The local veteran's action followed the founding of The American Legion March 15-7 in Paris by officers from the American Expeditionary Forces and the first annual convention of the national American Legion in Minneapolis November 10-12, 1919. National headquarters awarded Post 46 its charter August 15, 1923. 

Now nearly three million veterans are Legionnaires in 15,000 posts worldwide, making the Legion the largest veterans organization in the world. Post 46, while its membership has fallen to just over 200 and its home was sold several years ago, remains committed to helping and honoring both veterans and active military personnel and their families. 

The officers and executive committee of Post 46 hope to inspire today's younger veterans to join the Post and continue its outstanding history of service to the men and women hospitalized at the Veterans Administration Hospital in Ann Arbor, and all veterans and their families. 

A Young Ann Arbor Soldier Dies in France  

Far from Ann Arbor near the small French community of Soissons some 70 miles northeast of Paris, 21-year-old Army Corporal Erwin (Hap) Prieskorn was on patrol on August 31, 1918. 

His unit, Company E of the 126th Infantry Regiment, 63rd Brigade, 32nd Division, had arrived in France seven months before and soon found itself fighting in three major offensives of World War I - the Aisne-Marne, Oisne-Aisne, and Meuse-Argonne. 

During the Oisne-Aisne offensive east of Soissons, in an area where wheat and oats were grown, the young Ann Arbor soldier suffered severe shrapnel wounds. He lived for 26 days before dying in a military hospital, and was buried in a national cemetery in France. Only a month and a half later, on November 11, Germany signed the Armistice agreement to end the war. 

Corporal Prieskorn, the youngest of five sons of Gustave and Mary (Schultz) Prieskorn, was just one of approximately 14,000 casualties in the 32nd Division, which is known today as the Red Arrow Division. 

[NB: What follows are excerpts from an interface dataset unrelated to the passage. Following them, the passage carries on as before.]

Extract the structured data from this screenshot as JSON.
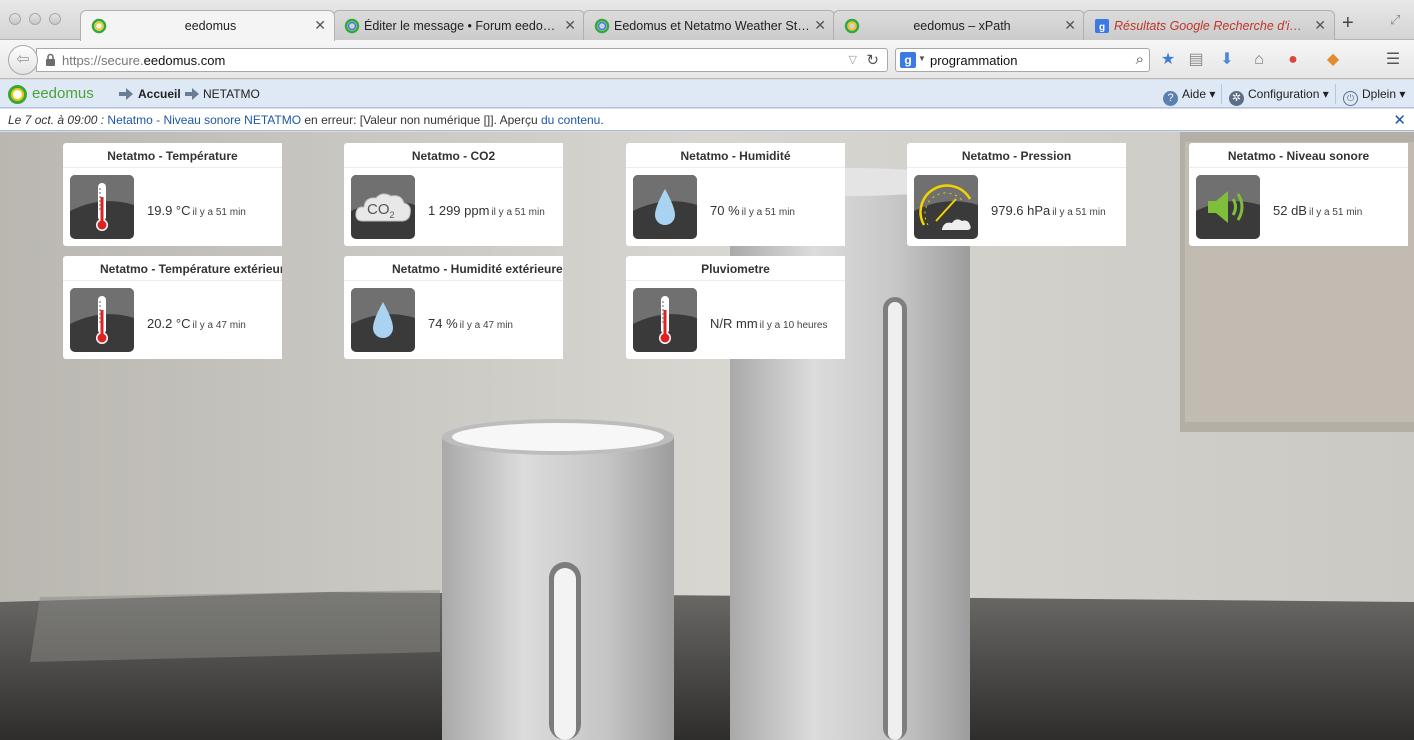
{
  "browser": {
    "tabs": [
      {
        "label": "eedomus",
        "active": true
      },
      {
        "label": "Éditer le message • Forum eedom…",
        "active": false
      },
      {
        "label": "Eedomus et Netatmo Weather Sta…",
        "active": false
      },
      {
        "label": "eedomus – xPath",
        "active": false
      },
      {
        "label": "Résultats Google Recherche d'ima…",
        "active": false
      }
    ],
    "new_tab": "+",
    "url_prefix": "https://secure.",
    "url_domain": "eedomus.com",
    "search_text": "programmation",
    "search_engine_letter": "g"
  },
  "app": {
    "logo": "eedomus",
    "breadcrumb": [
      "Accueil",
      "NETATMO"
    ],
    "menu": {
      "help": "Aide",
      "config": "Configuration",
      "user": "Dplein"
    }
  },
  "message": {
    "date": "Le 7 oct. à 09:00 :",
    "link1": "Netatmo - Niveau sonore NETATMO",
    "text1": " en erreur: [Valeur non numérique []]. Aperçu ",
    "link2": "du contenu",
    "text2": "."
  },
  "widgets": [
    {
      "title": "Netatmo - Température",
      "value": "19.9 °C",
      "time": "il y a 51 min",
      "icon": "thermometer-icon"
    },
    {
      "title": "Netatmo - CO2",
      "value": "1 299 ppm",
      "time": "il y a 51 min",
      "icon": "co2-cloud-icon"
    },
    {
      "title": "Netatmo - Humidité",
      "value": "70 %",
      "time": "il y a 51 min",
      "icon": "water-drop-icon"
    },
    {
      "title": "Netatmo - Pression",
      "value": "979.6 hPa",
      "time": "il y a 51 min",
      "icon": "barometer-icon"
    },
    {
      "title": "Netatmo - Niveau sonore",
      "value": "52 dB",
      "time": "il y a 51 min",
      "icon": "speaker-icon"
    },
    {
      "title": "Netatmo - Température extérieur",
      "value": "20.2 °C",
      "time": "il y a 47 min",
      "icon": "thermometer-icon"
    },
    {
      "title": "Netatmo - Humidité extérieure",
      "value": "74 %",
      "time": "il y a 47 min",
      "icon": "water-drop-icon"
    },
    {
      "title": "Pluviometre",
      "value": "N/R mm",
      "time": "il y a 10 heures",
      "icon": "thermometer-icon"
    }
  ],
  "co2_label": "CO",
  "co2_sub": "2",
  "colors": {
    "appbar": "#dfe9f6",
    "link": "#1d56a8",
    "logo_green": "#4aa43b",
    "logo_yellow": "#f2c500"
  }
}
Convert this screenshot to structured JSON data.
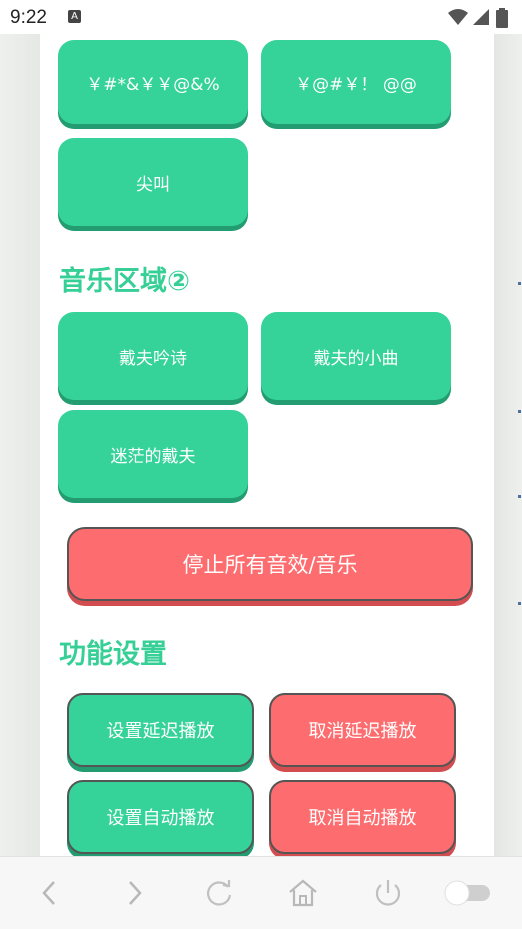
{
  "status_bar": {
    "time": "9:22",
    "notification_icon": "a-icon"
  },
  "effects_buttons": [
    "￥#*&￥￥@&%",
    "￥@#￥！ @@",
    "尖叫"
  ],
  "music_section": {
    "title": "音乐区域②",
    "buttons": [
      "戴夫吟诗",
      "戴夫的小曲",
      "迷茫的戴夫"
    ]
  },
  "stop_all_label": "停止所有音效/音乐",
  "settings_section": {
    "title": "功能设置",
    "set_delay": "设置延迟播放",
    "cancel_delay": "取消延迟播放",
    "set_auto": "设置自动播放",
    "cancel_auto": "取消自动播放"
  },
  "nav_icons": [
    "back-icon",
    "forward-icon",
    "refresh-icon",
    "home-icon",
    "power-icon",
    "toggle-switch"
  ],
  "colors": {
    "accent_green": "#35d399",
    "accent_red": "#fd6c6e",
    "title_green": "#36cf96"
  }
}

So he was not among the troops from the 32nd Division who marched in front of cheering crowds down Woodward Avenue in Detroit on May 12, 1919. But by naming the new Post 46 in his honor, Ann Arbor veterans have perpetuated the name of that brave young corporal. And his nephew, Robert Prieskorn, is today one of the Post's members.